:: ACTION ITEM ::
If a line in the data holds the string "Free", list it.
---------- DATA SUPPLIED ----------
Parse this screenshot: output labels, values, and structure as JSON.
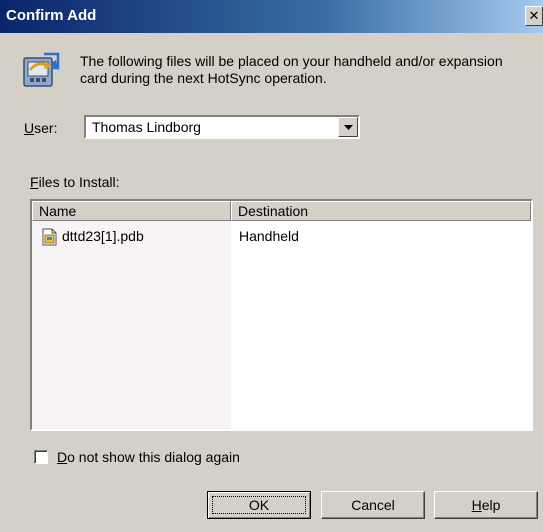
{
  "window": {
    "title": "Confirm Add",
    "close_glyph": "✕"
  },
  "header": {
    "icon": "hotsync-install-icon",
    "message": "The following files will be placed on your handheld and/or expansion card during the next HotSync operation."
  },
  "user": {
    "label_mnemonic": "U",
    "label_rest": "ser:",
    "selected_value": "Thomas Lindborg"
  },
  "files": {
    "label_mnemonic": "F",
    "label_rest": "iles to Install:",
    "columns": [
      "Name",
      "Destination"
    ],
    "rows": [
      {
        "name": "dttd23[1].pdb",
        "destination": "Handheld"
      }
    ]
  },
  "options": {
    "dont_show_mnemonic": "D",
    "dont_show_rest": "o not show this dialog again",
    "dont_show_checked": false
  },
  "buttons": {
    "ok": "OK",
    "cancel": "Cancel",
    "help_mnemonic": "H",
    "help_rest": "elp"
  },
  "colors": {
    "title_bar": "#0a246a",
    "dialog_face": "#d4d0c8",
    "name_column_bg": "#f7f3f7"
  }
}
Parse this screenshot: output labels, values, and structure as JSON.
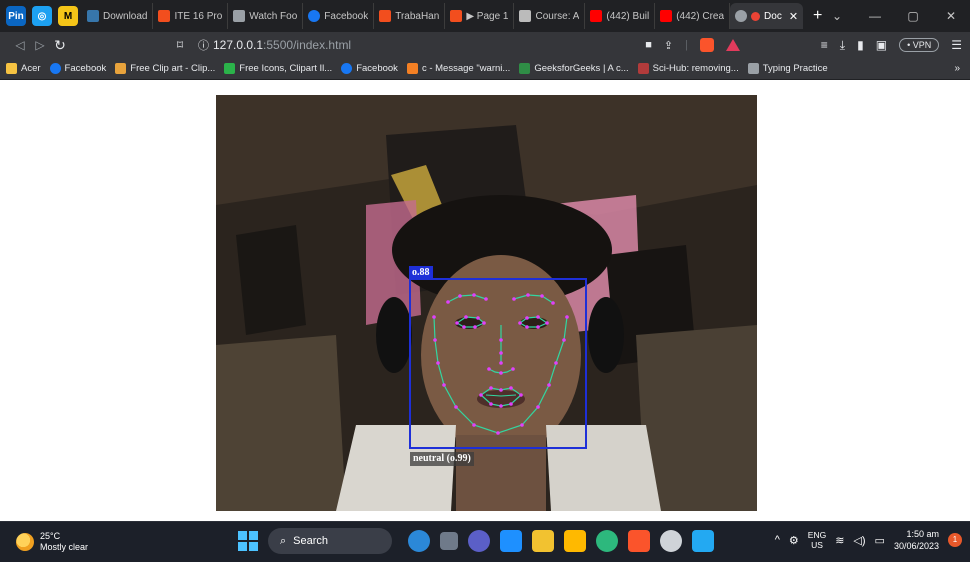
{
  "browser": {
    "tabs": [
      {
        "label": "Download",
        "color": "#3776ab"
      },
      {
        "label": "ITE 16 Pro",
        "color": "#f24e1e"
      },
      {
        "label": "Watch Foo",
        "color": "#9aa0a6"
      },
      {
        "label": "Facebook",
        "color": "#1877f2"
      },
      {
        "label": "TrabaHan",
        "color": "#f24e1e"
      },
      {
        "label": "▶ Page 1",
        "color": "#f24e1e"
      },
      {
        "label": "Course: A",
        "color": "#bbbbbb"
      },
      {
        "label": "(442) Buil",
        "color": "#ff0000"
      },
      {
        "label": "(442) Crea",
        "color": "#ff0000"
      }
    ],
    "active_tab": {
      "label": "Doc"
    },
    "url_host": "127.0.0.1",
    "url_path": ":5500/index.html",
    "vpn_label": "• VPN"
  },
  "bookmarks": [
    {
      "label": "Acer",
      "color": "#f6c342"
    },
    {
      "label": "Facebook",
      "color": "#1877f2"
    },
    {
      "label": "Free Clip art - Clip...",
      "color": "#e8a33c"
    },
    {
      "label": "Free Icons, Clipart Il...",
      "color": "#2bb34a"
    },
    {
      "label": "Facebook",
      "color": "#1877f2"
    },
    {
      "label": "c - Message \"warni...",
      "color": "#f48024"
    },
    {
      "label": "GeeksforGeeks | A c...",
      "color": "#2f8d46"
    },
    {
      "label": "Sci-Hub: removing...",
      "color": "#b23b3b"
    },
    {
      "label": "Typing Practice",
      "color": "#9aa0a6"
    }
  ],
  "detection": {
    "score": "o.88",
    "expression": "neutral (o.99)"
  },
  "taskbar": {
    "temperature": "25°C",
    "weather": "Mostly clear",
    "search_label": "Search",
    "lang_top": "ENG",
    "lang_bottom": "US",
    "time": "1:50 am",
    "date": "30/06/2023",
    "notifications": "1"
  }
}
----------
:: SOLUTION TO THE PROBLEM ::
      "label": "Free Clip art - Clip...",
      "label": "Free Icons, Clipart Il...",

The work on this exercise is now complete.